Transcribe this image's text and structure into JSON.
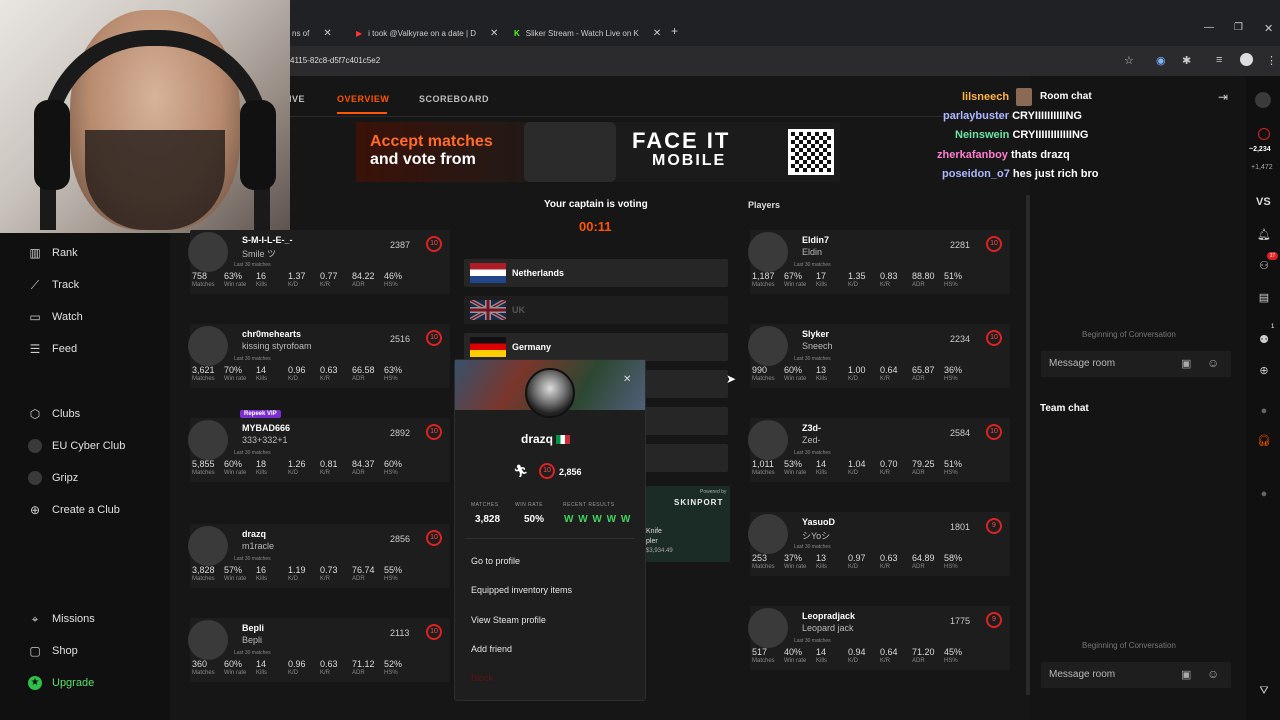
{
  "browser": {
    "tabs": [
      {
        "label": "ns of",
        "close": "✕"
      },
      {
        "label": "i took @Valkyrae on a date | D",
        "close": "✕"
      },
      {
        "label": "Sliker Stream - Watch Live on K",
        "close": "✕"
      }
    ],
    "new_tab": "+",
    "url": "4115-82c8-d5f7c401c5e2"
  },
  "topnav": {
    "live": "IVE",
    "overview": "OVERVIEW",
    "scoreboard": "SCOREBOARD"
  },
  "banner": {
    "line1": "Accept matches",
    "line2": "and vote from",
    "brand1": "FACE IT",
    "brand2": "MOBILE"
  },
  "sidebar": {
    "items": [
      {
        "label": "Rank",
        "icon": "rank-icon"
      },
      {
        "label": "Track",
        "icon": "track-icon"
      },
      {
        "label": "Watch",
        "icon": "watch-icon"
      },
      {
        "label": "Feed",
        "icon": "feed-icon"
      },
      {
        "label": "Clubs",
        "icon": "clubs-icon"
      },
      {
        "label": "EU Cyber Club",
        "icon": "club-avatar"
      },
      {
        "label": "Gripz",
        "icon": "club-avatar"
      },
      {
        "label": "Create a Club",
        "icon": "plus-icon"
      },
      {
        "label": "Missions",
        "icon": "missions-icon"
      },
      {
        "label": "Shop",
        "icon": "shop-icon"
      },
      {
        "label": "Upgrade",
        "icon": "upgrade-icon"
      }
    ]
  },
  "stat_labels": {
    "matches": "Matches",
    "winrate": "Win rate",
    "kills": "Kills",
    "kd": "K/D",
    "kr": "K/R",
    "adr": "ADR",
    "hs": "HS%",
    "last": "Last 30 matches"
  },
  "team_left": [
    {
      "name": "S-M-I-L-E-_-",
      "sub": "Smile ツ",
      "elo": "2387",
      "level": "10",
      "matches": "758",
      "winrate": "63%",
      "kills": "16",
      "kd": "1.37",
      "kr": "0.77",
      "adr": "84.22",
      "hs": "46%"
    },
    {
      "name": "chr0mehearts",
      "sub": "kissing styrofoam",
      "elo": "2516",
      "level": "10",
      "matches": "3,621",
      "winrate": "70%",
      "kills": "14",
      "kd": "0.96",
      "kr": "0.63",
      "adr": "66.58",
      "hs": "63%"
    },
    {
      "name": "MYBAD666",
      "sub": "333+332+1",
      "badge": "Repeek VIP",
      "elo": "2892",
      "level": "10",
      "matches": "5,855",
      "winrate": "60%",
      "kills": "18",
      "kd": "1.26",
      "kr": "0.81",
      "adr": "84.37",
      "hs": "60%"
    },
    {
      "name": "drazq",
      "sub": "m1racle",
      "elo": "2856",
      "level": "10",
      "matches": "3,828",
      "winrate": "57%",
      "kills": "16",
      "kd": "1.19",
      "kr": "0.73",
      "adr": "76.74",
      "hs": "55%"
    },
    {
      "name": "Bepli",
      "sub": "Bepli",
      "elo": "2113",
      "level": "10",
      "matches": "360",
      "winrate": "60%",
      "kills": "14",
      "kd": "0.96",
      "kr": "0.63",
      "adr": "71.12",
      "hs": "52%"
    }
  ],
  "team_right": [
    {
      "name": "Eldin7",
      "sub": "Eldin",
      "elo": "2281",
      "level": "10",
      "matches": "1,187",
      "winrate": "67%",
      "kills": "17",
      "kd": "1.35",
      "kr": "0.83",
      "adr": "88.80",
      "hs": "51%"
    },
    {
      "name": "Slyker",
      "sub": "Sneech",
      "elo": "2234",
      "level": "10",
      "matches": "990",
      "winrate": "60%",
      "kills": "13",
      "kd": "1.00",
      "kr": "0.64",
      "adr": "65.87",
      "hs": "36%"
    },
    {
      "name": "Z3d-",
      "sub": "Zed-",
      "elo": "2584",
      "level": "10",
      "matches": "1,011",
      "winrate": "53%",
      "kills": "14",
      "kd": "1.04",
      "kr": "0.70",
      "adr": "79.25",
      "hs": "51%"
    },
    {
      "name": "YasuoD",
      "sub": "シYoシ",
      "elo": "1801",
      "level": "9",
      "matches": "253",
      "winrate": "37%",
      "kills": "13",
      "kd": "0.97",
      "kr": "0.63",
      "adr": "64.89",
      "hs": "58%"
    },
    {
      "name": "Leopradjack",
      "sub": "Leopard jack",
      "elo": "1775",
      "level": "9",
      "matches": "517",
      "winrate": "40%",
      "kills": "14",
      "kd": "0.94",
      "kr": "0.64",
      "adr": "71.20",
      "hs": "45%"
    }
  ],
  "vote": {
    "title": "Your captain is voting",
    "timer": "00:11",
    "maps": [
      {
        "label": "Netherlands",
        "flag": "NL"
      },
      {
        "label": "UK",
        "flag": "UK"
      },
      {
        "label": "Germany",
        "flag": "DE"
      }
    ],
    "powered_by": "Powered by",
    "powered_brand": "SKINPORT",
    "knife1": "Knife",
    "knife2": "pler",
    "knife3": "$3,934.49"
  },
  "popover": {
    "name": "drazq",
    "elo": "2,856",
    "level": "10",
    "labels": {
      "matches": "MATCHES",
      "winrate": "WIN RATE",
      "recent": "RECENT RESULTS"
    },
    "matches": "3,828",
    "winrate": "50%",
    "recent": "W W W W W",
    "menu": [
      "Go to profile",
      "Equipped inventory items",
      "View Steam profile",
      "Add friend",
      "Block"
    ]
  },
  "players_title": "Players",
  "chat": {
    "room_title": "Room chat",
    "streamer": "lilsneech",
    "messages": [
      {
        "user": "parlaybuster",
        "text": "CRYIIIIIIIIIING"
      },
      {
        "user": "Neinswein",
        "text": "CRYIIIIIIIIIIIING"
      },
      {
        "user": "zherkafanboy",
        "text": "thats drazq"
      },
      {
        "user": "poseidon_o7",
        "text": "hes just rich bro"
      }
    ],
    "beginning": "Beginning of Conversation",
    "placeholder": "Message room",
    "team_title": "Team chat"
  },
  "rightrail": {
    "viewers": "~2,234",
    "followers": "+1,472",
    "vs": "VS",
    "notif_count": "27",
    "badge": "1"
  },
  "colors": {
    "accent": "#ff5500",
    "level_red": "#e02424",
    "bg": "#161616"
  }
}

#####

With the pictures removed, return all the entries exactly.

• Reply to the task
Transcribe this image's text and structure into JSON.
{
  "browser": {
    "tabs": [
      {
        "label": "ns of",
        "close": "✕"
      },
      {
        "label": "i took @Valkyrae on a date | D",
        "close": "✕"
      },
      {
        "label": "Sliker Stream - Watch Live on K",
        "close": "✕"
      }
    ],
    "new_tab": "+",
    "url": "4115-82c8-d5f7c401c5e2"
  },
  "topnav": {
    "live": "IVE",
    "overview": "OVERVIEW",
    "scoreboard": "SCOREBOARD"
  },
  "banner": {
    "line1": "Accept matches",
    "line2": "and vote from",
    "brand1": "FACE IT",
    "brand2": "MOBILE"
  },
  "sidebar": {
    "items": [
      {
        "label": "Rank",
        "icon": "rank-icon"
      },
      {
        "label": "Track",
        "icon": "track-icon"
      },
      {
        "label": "Watch",
        "icon": "watch-icon"
      },
      {
        "label": "Feed",
        "icon": "feed-icon"
      },
      {
        "label": "Clubs",
        "icon": "clubs-icon"
      },
      {
        "label": "EU Cyber Club",
        "icon": "club-avatar"
      },
      {
        "label": "Gripz",
        "icon": "club-avatar"
      },
      {
        "label": "Create a Club",
        "icon": "plus-icon"
      },
      {
        "label": "Missions",
        "icon": "missions-icon"
      },
      {
        "label": "Shop",
        "icon": "shop-icon"
      },
      {
        "label": "Upgrade",
        "icon": "upgrade-icon"
      }
    ]
  },
  "stat_labels": {
    "matches": "Matches",
    "winrate": "Win rate",
    "kills": "Kills",
    "kd": "K/D",
    "kr": "K/R",
    "adr": "ADR",
    "hs": "HS%",
    "last": "Last 30 matches"
  },
  "team_left": [
    {
      "name": "S-M-I-L-E-_-",
      "sub": "Smile ツ",
      "elo": "2387",
      "level": "10",
      "matches": "758",
      "winrate": "63%",
      "kills": "16",
      "kd": "1.37",
      "kr": "0.77",
      "adr": "84.22",
      "hs": "46%"
    },
    {
      "name": "chr0mehearts",
      "sub": "kissing styrofoam",
      "elo": "2516",
      "level": "10",
      "matches": "3,621",
      "winrate": "70%",
      "kills": "14",
      "kd": "0.96",
      "kr": "0.63",
      "adr": "66.58",
      "hs": "63%"
    },
    {
      "name": "MYBAD666",
      "sub": "333+332+1",
      "badge": "Repeek VIP",
      "elo": "2892",
      "level": "10",
      "matches": "5,855",
      "winrate": "60%",
      "kills": "18",
      "kd": "1.26",
      "kr": "0.81",
      "adr": "84.37",
      "hs": "60%"
    },
    {
      "name": "drazq",
      "sub": "m1racle",
      "elo": "2856",
      "level": "10",
      "matches": "3,828",
      "winrate": "57%",
      "kills": "16",
      "kd": "1.19",
      "kr": "0.73",
      "adr": "76.74",
      "hs": "55%"
    },
    {
      "name": "Bepli",
      "sub": "Bepli",
      "elo": "2113",
      "level": "10",
      "matches": "360",
      "winrate": "60%",
      "kills": "14",
      "kd": "0.96",
      "kr": "0.63",
      "adr": "71.12",
      "hs": "52%"
    }
  ],
  "team_right": [
    {
      "name": "Eldin7",
      "sub": "Eldin",
      "elo": "2281",
      "level": "10",
      "matches": "1,187",
      "winrate": "67%",
      "kills": "17",
      "kd": "1.35",
      "kr": "0.83",
      "adr": "88.80",
      "hs": "51%"
    },
    {
      "name": "Slyker",
      "sub": "Sneech",
      "elo": "2234",
      "level": "10",
      "matches": "990",
      "winrate": "60%",
      "kills": "13",
      "kd": "1.00",
      "kr": "0.64",
      "adr": "65.87",
      "hs": "36%"
    },
    {
      "name": "Z3d-",
      "sub": "Zed-",
      "elo": "2584",
      "level": "10",
      "matches": "1,011",
      "winrate": "53%",
      "kills": "14",
      "kd": "1.04",
      "kr": "0.70",
      "adr": "79.25",
      "hs": "51%"
    },
    {
      "name": "YasuoD",
      "sub": "シYoシ",
      "elo": "1801",
      "level": "9",
      "matches": "253",
      "winrate": "37%",
      "kills": "13",
      "kd": "0.97",
      "kr": "0.63",
      "adr": "64.89",
      "hs": "58%"
    },
    {
      "name": "Leopradjack",
      "sub": "Leopard jack",
      "elo": "1775",
      "level": "9",
      "matches": "517",
      "winrate": "40%",
      "kills": "14",
      "kd": "0.94",
      "kr": "0.64",
      "adr": "71.20",
      "hs": "45%"
    }
  ],
  "vote": {
    "title": "Your captain is voting",
    "timer": "00:11",
    "maps": [
      {
        "label": "Netherlands",
        "flag": "NL"
      },
      {
        "label": "UK",
        "flag": "UK"
      },
      {
        "label": "Germany",
        "flag": "DE"
      }
    ],
    "powered_by": "Powered by",
    "powered_brand": "SKINPORT",
    "knife1": "Knife",
    "knife2": "pler",
    "knife3": "$3,934.49"
  },
  "popover": {
    "name": "drazq",
    "elo": "2,856",
    "level": "10",
    "labels": {
      "matches": "MATCHES",
      "winrate": "WIN RATE",
      "recent": "RECENT RESULTS"
    },
    "matches": "3,828",
    "winrate": "50%",
    "recent": "W W W W W",
    "menu": [
      "Go to profile",
      "Equipped inventory items",
      "View Steam profile",
      "Add friend",
      "Block"
    ]
  },
  "players_title": "Players",
  "chat": {
    "room_title": "Room chat",
    "streamer": "lilsneech",
    "messages": [
      {
        "user": "parlaybuster",
        "text": "CRYIIIIIIIIIING"
      },
      {
        "user": "Neinswein",
        "text": "CRYIIIIIIIIIIIING"
      },
      {
        "user": "zherkafanboy",
        "text": "thats drazq"
      },
      {
        "user": "poseidon_o7",
        "text": "hes just rich bro"
      }
    ],
    "beginning": "Beginning of Conversation",
    "placeholder": "Message room",
    "team_title": "Team chat"
  },
  "rightrail": {
    "viewers": "~2,234",
    "followers": "+1,472",
    "vs": "VS",
    "notif_count": "27",
    "badge": "1"
  },
  "colors": {
    "accent": "#ff5500",
    "level_red": "#e02424",
    "bg": "#161616"
  }
}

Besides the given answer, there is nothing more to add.